So the Americans shrug their shoulders and say “big deal.” It is a big deal for American companies that trade in Europe. A strong dollar might be fantastic if you are American taking a trip to Venice, but a strong dollar can be a disaster for companies that do business in Europe. Added to that, the trend of tax inversion as more companies place their headquarters in tax havens like Ireland might create a stronger tie between the economy of Europe and that of America. These American companies located overseas will have to rely on sky-high natural gas prices and other inflated commodities as the result of sanctions and Russian retaliations, and these expensive raw costs will eat into profits.
In the U.S., natural gas is cheap and abundant, and notoriously difficult to export. There is currently only one major natural gas export channel in the United States, and it will be difficult to come to the aid of our friends and trading partners in Europe should Putin cut off the gas. If we could, it would be great for our own economy and for our reputation in the world, but natural gas export infrastructure wasn’t built in a day.

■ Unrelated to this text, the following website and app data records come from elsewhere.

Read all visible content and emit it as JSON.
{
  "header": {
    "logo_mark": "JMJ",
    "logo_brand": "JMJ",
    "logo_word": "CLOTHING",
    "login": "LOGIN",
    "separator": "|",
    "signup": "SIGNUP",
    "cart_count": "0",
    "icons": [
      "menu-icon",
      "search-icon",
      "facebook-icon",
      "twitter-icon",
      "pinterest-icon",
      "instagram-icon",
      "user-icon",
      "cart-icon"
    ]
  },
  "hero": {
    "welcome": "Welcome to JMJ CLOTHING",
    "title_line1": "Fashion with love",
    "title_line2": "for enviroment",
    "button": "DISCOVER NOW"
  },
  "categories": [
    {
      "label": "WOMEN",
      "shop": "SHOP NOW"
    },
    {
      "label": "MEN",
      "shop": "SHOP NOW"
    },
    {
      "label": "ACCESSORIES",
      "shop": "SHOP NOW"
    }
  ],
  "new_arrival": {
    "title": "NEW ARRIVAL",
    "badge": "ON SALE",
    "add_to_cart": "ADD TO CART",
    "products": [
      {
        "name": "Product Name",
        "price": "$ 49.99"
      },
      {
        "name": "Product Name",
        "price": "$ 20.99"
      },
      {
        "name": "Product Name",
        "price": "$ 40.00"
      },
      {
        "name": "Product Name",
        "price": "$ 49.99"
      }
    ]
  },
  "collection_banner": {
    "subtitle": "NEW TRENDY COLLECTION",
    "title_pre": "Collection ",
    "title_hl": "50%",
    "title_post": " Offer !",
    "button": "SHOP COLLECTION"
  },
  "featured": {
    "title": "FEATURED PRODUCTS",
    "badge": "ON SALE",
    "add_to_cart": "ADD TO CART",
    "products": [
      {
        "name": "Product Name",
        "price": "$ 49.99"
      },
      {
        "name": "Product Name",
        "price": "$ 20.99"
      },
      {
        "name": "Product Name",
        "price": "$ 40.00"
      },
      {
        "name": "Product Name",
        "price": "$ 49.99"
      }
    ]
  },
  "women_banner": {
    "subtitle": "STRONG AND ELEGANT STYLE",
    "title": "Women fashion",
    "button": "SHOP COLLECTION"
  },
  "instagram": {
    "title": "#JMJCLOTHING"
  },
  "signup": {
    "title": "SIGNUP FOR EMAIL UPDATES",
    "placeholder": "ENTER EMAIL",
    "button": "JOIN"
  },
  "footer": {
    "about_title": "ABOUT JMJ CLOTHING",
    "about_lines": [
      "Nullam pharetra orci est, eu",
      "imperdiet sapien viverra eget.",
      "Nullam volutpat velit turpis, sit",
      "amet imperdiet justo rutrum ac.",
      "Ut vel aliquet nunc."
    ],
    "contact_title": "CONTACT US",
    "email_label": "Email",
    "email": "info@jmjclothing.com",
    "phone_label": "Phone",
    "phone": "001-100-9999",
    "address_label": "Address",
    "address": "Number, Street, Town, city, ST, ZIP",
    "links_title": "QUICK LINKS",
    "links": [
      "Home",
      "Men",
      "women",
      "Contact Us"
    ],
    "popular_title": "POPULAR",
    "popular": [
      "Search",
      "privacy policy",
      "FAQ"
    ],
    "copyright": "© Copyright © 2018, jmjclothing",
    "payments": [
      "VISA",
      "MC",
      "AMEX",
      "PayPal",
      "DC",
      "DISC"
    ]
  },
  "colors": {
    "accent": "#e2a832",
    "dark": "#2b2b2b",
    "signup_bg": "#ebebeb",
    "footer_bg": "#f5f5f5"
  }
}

Obama must know that Russians make things, or at least, drill for things, but see, we are in America, and that doesn’t affect us directly, right? Looking at one item we are certain Obama knows the Russians do make, the layered Russian doll, we can see the doll teaches us that things are not so simple. The dolls of nations are layered, interdependent, and the least obvious relationships are often the most central.